Lithographic Vs Digital Printing

Published on: September 17th, 2018 | Category: General News

Here at Cambrian printers we use a wide range of printing techniques and technologies to produce high quality products that meet your expectations. No matter if you need us for catalogue printing, brochure printing or for the production of books and magazines we will always suggest the best method of getting a beautiful final result. In a nut-shell lithographic printing is more suitable for longer print runs and uses wet ink and printing plates. Digital printing, on the other hand, uses toner and a press and is very similar to an office printer, just on a much larger scale.

Lithographic printing

Lithographic printing, also known as “Offset Printing” is our speciality at Cambrian printers and we have been doing it for over 150 years. The process works by transferring an image from a printing plate to a rubber blanket which in turn transfers the image to your chosen paper. The vast majority of the time the printing is done using the standard four colour process (Cyan, Magento, Yellow & Black). These four colours combine to create the broad spectrum of colours on a print project A large proportion of the cost of lithographic printing is associated with making the job ready.
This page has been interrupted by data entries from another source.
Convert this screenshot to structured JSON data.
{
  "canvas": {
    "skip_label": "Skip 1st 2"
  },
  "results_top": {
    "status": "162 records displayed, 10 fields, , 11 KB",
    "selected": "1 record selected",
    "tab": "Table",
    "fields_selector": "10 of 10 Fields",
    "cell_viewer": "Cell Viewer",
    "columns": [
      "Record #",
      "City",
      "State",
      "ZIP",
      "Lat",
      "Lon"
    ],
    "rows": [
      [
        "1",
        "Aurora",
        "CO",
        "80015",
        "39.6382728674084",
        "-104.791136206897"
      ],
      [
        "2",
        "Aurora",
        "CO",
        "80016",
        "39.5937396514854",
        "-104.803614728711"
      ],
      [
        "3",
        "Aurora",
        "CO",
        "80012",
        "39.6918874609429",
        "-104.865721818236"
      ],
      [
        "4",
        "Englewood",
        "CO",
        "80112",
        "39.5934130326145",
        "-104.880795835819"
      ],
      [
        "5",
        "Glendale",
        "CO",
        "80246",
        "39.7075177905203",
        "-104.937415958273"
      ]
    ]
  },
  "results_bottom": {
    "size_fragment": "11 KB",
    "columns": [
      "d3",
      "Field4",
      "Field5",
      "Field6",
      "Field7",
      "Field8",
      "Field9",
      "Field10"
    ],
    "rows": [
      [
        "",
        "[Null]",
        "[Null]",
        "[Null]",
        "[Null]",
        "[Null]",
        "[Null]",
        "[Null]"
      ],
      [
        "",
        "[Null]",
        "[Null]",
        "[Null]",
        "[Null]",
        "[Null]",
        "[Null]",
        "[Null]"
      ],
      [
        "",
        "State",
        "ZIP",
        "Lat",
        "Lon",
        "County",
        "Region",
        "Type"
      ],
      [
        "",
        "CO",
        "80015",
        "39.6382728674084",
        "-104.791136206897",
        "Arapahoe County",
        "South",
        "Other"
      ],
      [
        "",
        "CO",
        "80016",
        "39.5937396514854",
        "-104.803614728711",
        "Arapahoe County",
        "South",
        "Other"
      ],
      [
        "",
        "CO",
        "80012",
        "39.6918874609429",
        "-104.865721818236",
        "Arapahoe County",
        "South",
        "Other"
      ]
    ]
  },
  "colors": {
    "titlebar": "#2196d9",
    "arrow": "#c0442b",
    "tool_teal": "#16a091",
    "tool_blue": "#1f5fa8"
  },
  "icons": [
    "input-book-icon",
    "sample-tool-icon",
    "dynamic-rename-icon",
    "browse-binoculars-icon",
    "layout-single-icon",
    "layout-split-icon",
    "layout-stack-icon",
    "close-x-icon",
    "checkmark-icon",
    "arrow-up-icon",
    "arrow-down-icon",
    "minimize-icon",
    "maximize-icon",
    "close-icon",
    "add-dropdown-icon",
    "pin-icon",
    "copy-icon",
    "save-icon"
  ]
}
This involves making the plates and running the spare material until all of the plate images are in register. Once the project has been set up, however, the cost per print is cheaper than digital on longer runs.

You are not limited to four colour process with lithographic printing as an exercise called “Spot Printing” can be undertaken using special inks, for example, metallic or fluorescent. If you are printing relatively large areas of block colours, then lithographic printing is superior as the finish will be far smoother with no visible pixels. We are now able to control the plate making process using a computer which has significantly improved colour control and getting plates to accurately register.

Turnaround times are usually longer with litho printing as it is necessary to allow the ink to dry completely before any finishing or transporting.

Digital Printing

Digital printing uses computer created files as a reference to print from. The printing press uses dots of colour to create the image using toners or inks. There is very little preparation required and as a result can be the economical choice for shorter run print jobs. Digital print jobs also tend to have shorter turnaround times as the job finishes with the ink dry and ready to finish and transport. There is also more flexibility with digital printing as you can easily print pages with variable data for example page numbers.

Some of the downsides of digital printing include the potential for cracking when folding the pages of the job. Digital printing also can not produce tints and large solid areas of colour as accurately as Litho printing.


There is a huge amount to think about when deciding between the two technologies Why not give us a call to see how we can help you decide on the best course of action. Speak to our friendly team on 01970 627111 or email us on